ABOUT THIS BOOK
Why did affirmative action programs implemented during the sixties and seventies suffer vicious assaults in the nineties? How were culturally resonant appeals to individualism and colorblindness turned around during the nineties to epitomize a “toxic system of quotas, preference, and set-asides”?In The Racial Order of Things, Roopali Mukherjee analyzes reversals and reinterpretations that mark the turn from the civil rights era of the sixties to the post-soul decade of the nineties. She begins by surveying a series of intractable disagreements over race- and gender-based social justice that have played out over the past decade, framed by the 1996 passage of California’s Proposition 209 and the 2003 Supreme Court decision on admissions criteria at the University of Michigan.

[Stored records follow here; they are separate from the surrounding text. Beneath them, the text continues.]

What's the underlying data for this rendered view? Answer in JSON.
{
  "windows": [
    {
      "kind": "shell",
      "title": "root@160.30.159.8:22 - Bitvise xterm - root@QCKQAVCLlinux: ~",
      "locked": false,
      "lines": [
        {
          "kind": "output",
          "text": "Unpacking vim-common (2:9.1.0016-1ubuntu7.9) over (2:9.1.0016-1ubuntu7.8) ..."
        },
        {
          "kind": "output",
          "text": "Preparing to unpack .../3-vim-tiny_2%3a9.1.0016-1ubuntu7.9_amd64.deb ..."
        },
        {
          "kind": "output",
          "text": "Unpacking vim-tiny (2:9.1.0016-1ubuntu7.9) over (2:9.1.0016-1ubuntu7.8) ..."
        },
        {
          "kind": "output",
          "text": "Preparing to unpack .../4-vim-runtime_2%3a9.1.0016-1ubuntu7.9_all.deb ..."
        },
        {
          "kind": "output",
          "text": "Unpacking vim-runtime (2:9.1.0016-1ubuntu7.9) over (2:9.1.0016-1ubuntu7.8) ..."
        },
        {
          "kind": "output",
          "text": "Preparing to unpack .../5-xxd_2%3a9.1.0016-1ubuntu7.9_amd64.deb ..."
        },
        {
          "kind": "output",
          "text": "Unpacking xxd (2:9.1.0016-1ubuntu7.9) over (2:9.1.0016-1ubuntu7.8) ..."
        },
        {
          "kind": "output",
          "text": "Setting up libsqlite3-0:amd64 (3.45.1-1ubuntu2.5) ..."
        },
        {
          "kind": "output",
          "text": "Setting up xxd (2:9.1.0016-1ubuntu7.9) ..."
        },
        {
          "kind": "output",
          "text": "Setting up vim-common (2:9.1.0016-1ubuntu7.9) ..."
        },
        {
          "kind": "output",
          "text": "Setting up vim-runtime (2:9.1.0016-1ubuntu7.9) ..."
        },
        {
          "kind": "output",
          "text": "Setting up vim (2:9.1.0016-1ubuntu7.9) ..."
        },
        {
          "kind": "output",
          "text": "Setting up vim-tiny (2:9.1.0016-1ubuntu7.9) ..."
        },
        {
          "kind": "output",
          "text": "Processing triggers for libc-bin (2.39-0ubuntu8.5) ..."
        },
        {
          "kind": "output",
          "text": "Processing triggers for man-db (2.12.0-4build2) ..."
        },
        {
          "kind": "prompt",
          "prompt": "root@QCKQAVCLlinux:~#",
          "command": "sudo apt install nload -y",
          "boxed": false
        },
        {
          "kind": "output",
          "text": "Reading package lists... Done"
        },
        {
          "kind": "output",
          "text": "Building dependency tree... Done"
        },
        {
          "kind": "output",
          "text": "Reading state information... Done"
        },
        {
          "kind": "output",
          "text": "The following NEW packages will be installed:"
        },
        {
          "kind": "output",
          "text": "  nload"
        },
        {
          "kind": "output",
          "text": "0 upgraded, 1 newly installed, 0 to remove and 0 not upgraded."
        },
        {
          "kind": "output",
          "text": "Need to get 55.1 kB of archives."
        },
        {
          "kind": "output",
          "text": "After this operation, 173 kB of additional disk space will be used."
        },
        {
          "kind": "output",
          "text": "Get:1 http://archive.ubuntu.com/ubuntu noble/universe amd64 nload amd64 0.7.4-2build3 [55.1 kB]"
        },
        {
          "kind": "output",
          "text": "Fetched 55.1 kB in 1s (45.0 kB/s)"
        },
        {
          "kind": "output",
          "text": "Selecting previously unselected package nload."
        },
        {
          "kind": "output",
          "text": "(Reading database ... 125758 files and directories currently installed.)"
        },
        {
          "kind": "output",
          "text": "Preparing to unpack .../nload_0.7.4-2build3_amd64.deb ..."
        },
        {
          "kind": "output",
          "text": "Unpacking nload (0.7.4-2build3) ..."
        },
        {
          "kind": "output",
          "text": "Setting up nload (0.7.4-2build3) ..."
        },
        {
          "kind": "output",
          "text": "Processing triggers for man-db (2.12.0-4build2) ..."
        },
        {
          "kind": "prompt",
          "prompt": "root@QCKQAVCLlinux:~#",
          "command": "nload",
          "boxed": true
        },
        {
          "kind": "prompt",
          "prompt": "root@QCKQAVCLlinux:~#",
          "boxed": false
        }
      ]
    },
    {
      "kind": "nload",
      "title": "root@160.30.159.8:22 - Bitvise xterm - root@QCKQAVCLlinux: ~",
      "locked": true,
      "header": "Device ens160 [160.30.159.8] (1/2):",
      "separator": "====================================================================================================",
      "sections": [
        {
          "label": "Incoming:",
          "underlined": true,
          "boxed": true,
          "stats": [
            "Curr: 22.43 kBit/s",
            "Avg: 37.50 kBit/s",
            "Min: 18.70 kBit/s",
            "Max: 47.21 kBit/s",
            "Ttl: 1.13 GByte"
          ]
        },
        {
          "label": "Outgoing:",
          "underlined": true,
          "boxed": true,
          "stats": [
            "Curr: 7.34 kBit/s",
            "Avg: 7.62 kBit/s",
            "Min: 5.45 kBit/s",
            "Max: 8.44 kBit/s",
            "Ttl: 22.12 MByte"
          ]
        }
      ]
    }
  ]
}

Examining political campaigns for and against affirmative action as well as films about dilemmas of gender and race in the mythic meritocracy, the book exposes a remarkable discursive tug-of-war over antidiscrimination policies during the nineties.Highlighting the ways in which categories such as “blackness” and “women” have operated in these debates, Mukherjee sees the public policy process as a key site where cultural identities are formed, recognized, and discarded. Considering mainstream media, including Hollywood films like Disclosure, G.I. Jane, Courage under Fire, and The Contender, Mukherjee focuses on conflicts following the introduction of women and blacks into the workplace. She explores the politics of public memory about the civil rights era through the lens of feature film, documentary, and network news. Using newspaper articles and legislative records, Mukherjee provides a comparative reading of narratives and counternarratives of the debate surrounding the 1964 Civil Rights Act and anti–affirmative action campaigns of the neoliberal nineties.Balancing policy narrative, cinematic reading, and conceptual analysis, Mukherjee demonstrates a shifting and paradoxical racial order that explains how the cultural authority and political career of affirmative action remains in flux, thoroughly contested, and contradictory.Roopali Mukherjee is assistant professor of media studies at Queens College of the City University of New York.